The best thing that ever happened to me
You can’t turn it off like electricity
I love him unconditionally
I’ll take the blame
And claim him every time
Yeah, y’all, he’s mine
I thank God, he’s mine


This has been such an awful week for those of us who are associated with the “Evangelical” church.  The week started with World Vision changing their hiring practices to include married homosexual relationships.  Then a day and a half later reversed it.  And to round out the week, the movie Noah is hitting theaters.

Both of these stories have erected giant straw men called “Evangelicals” only to then proceed to light them up and burn it to the ground!

Continue Reading…


As I have watched Frozen over and over and over, I have found myself approaching this movie from all sorts of different fronts.  But this last time I watched it I saw something I never saw before, Anna is the ultimate youth worker.

Anna is young and idealistic and pursues her sister (our students) with all of who she is.  She longs to be connected and share life and even though she is shut out from the bulk of her sister’s life, she has nothing but hope and good will for her sister.

Elsa is the classic student.  For whatever amount of personal pain and shut down they have experienced, their world is pretty egocentric.  She is special, in fact, the most special kid on the planet.
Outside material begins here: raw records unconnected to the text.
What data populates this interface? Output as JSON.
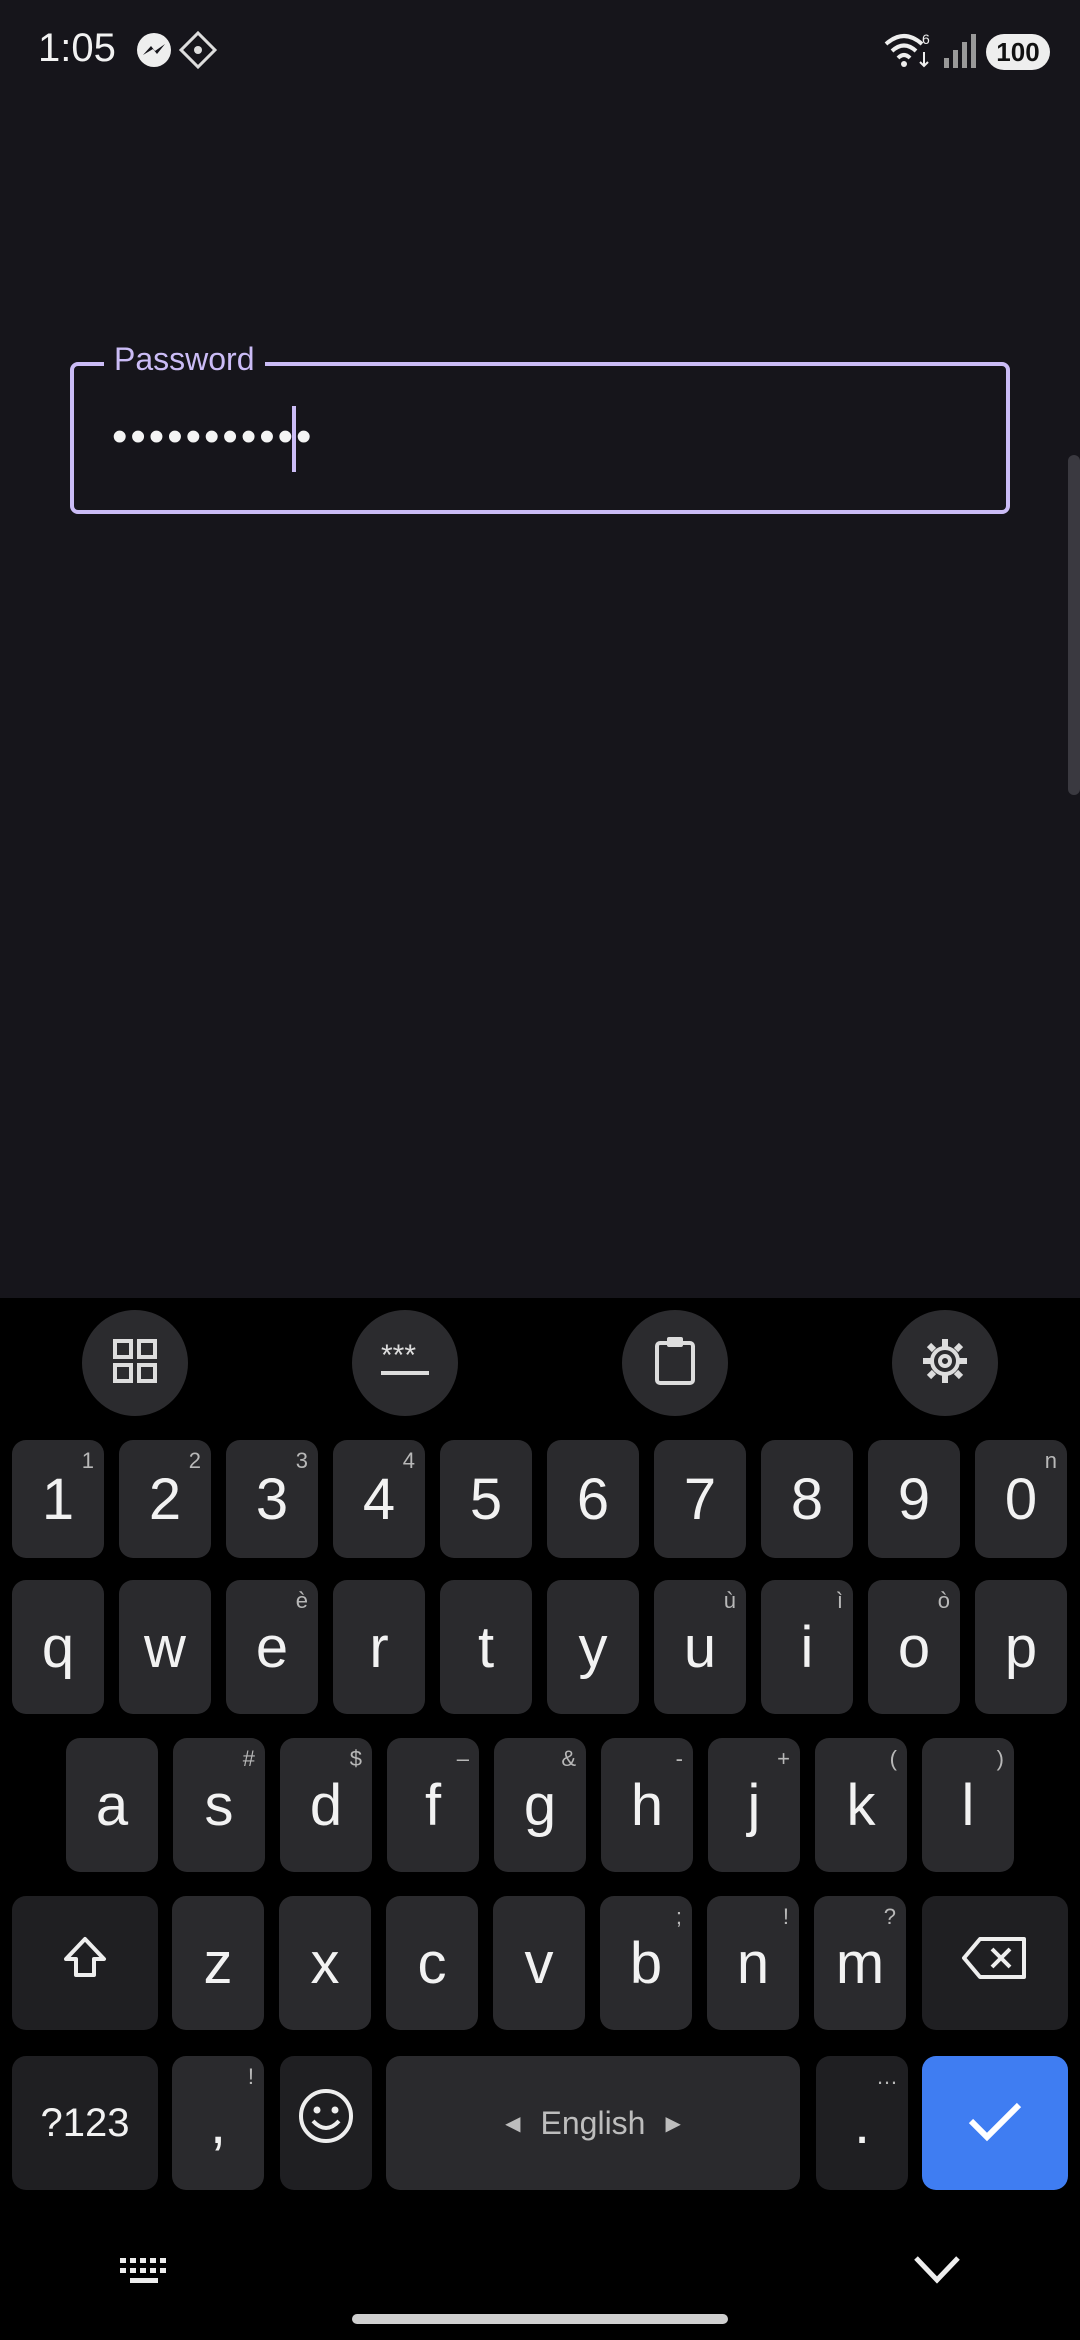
{
  "status_bar": {
    "time": "1:05",
    "battery": "100",
    "icons": [
      "messenger-icon",
      "app-diamond-icon",
      "wifi-icon",
      "signal-icon",
      "battery-icon"
    ]
  },
  "form": {
    "password_label": "Password",
    "password_value": "•••••••••••"
  },
  "keyboard": {
    "toolbar": [
      "apps-grid-icon",
      "password-mask-icon",
      "clipboard-icon",
      "settings-gear-icon"
    ],
    "row_numbers": [
      {
        "k": "1",
        "h": "1"
      },
      {
        "k": "2",
        "h": "2"
      },
      {
        "k": "3",
        "h": "3"
      },
      {
        "k": "4",
        "h": "4"
      },
      {
        "k": "5",
        "h": ""
      },
      {
        "k": "6",
        "h": ""
      },
      {
        "k": "7",
        "h": ""
      },
      {
        "k": "8",
        "h": ""
      },
      {
        "k": "9",
        "h": ""
      },
      {
        "k": "0",
        "h": "n"
      }
    ],
    "row_top": [
      {
        "k": "q",
        "h": ""
      },
      {
        "k": "w",
        "h": ""
      },
      {
        "k": "e",
        "h": "è"
      },
      {
        "k": "r",
        "h": ""
      },
      {
        "k": "t",
        "h": ""
      },
      {
        "k": "y",
        "h": ""
      },
      {
        "k": "u",
        "h": "ù"
      },
      {
        "k": "i",
        "h": "ì"
      },
      {
        "k": "o",
        "h": "ò"
      },
      {
        "k": "p",
        "h": ""
      }
    ],
    "row_mid": [
      {
        "k": "a",
        "h": ""
      },
      {
        "k": "s",
        "h": "#"
      },
      {
        "k": "d",
        "h": "$"
      },
      {
        "k": "f",
        "h": "–"
      },
      {
        "k": "g",
        "h": "&"
      },
      {
        "k": "h",
        "h": "-"
      },
      {
        "k": "j",
        "h": "+"
      },
      {
        "k": "k",
        "h": "("
      },
      {
        "k": "l",
        "h": ")"
      }
    ],
    "row_bottom": [
      {
        "k": "z",
        "h": ""
      },
      {
        "k": "x",
        "h": ""
      },
      {
        "k": "c",
        "h": ""
      },
      {
        "k": "v",
        "h": ""
      },
      {
        "k": "b",
        "h": ";"
      },
      {
        "k": "n",
        "h": "!"
      },
      {
        "k": "m",
        "h": "?"
      }
    ],
    "symbols_label": "?123",
    "comma_label": ",",
    "comma_hint": "!",
    "space_label": "English",
    "period_label": ".",
    "period_hint": "…",
    "accent_color": "#3f7df2"
  }
}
And this uniqueness means that she is misunderstood and angst ridden.  She runs away to protect others, and really herself.

Even though Anna has been shut out and shut down, she always runs after her sister, always hopes for a restored relationship, and selflessly gives up her life for the sake of her sister.  And this selfless love, in the end actually restores relationship.

My hope is that my heart would be more and more like Anna’s.  

  • That I will always leave the safety and comfort of the castle, of the 99 and run after the one.
  • That I will not get bitter or disillusioned when my pursuit is not reciprocated.
  • That, in the end, I would actually gladly lay down my life, pour out my life over and over again so that by some possible means relationship would be restored; relationship with me, and mostly relationship with their Heavenly Father.

I love that there is so much to think about and process in this movie.  For me, this time around, I am thankful that God used it to touch my heart, to soften it, and remind me again of what I am truly called to do and be as a youth worker!

“Do you want to build a snowman?”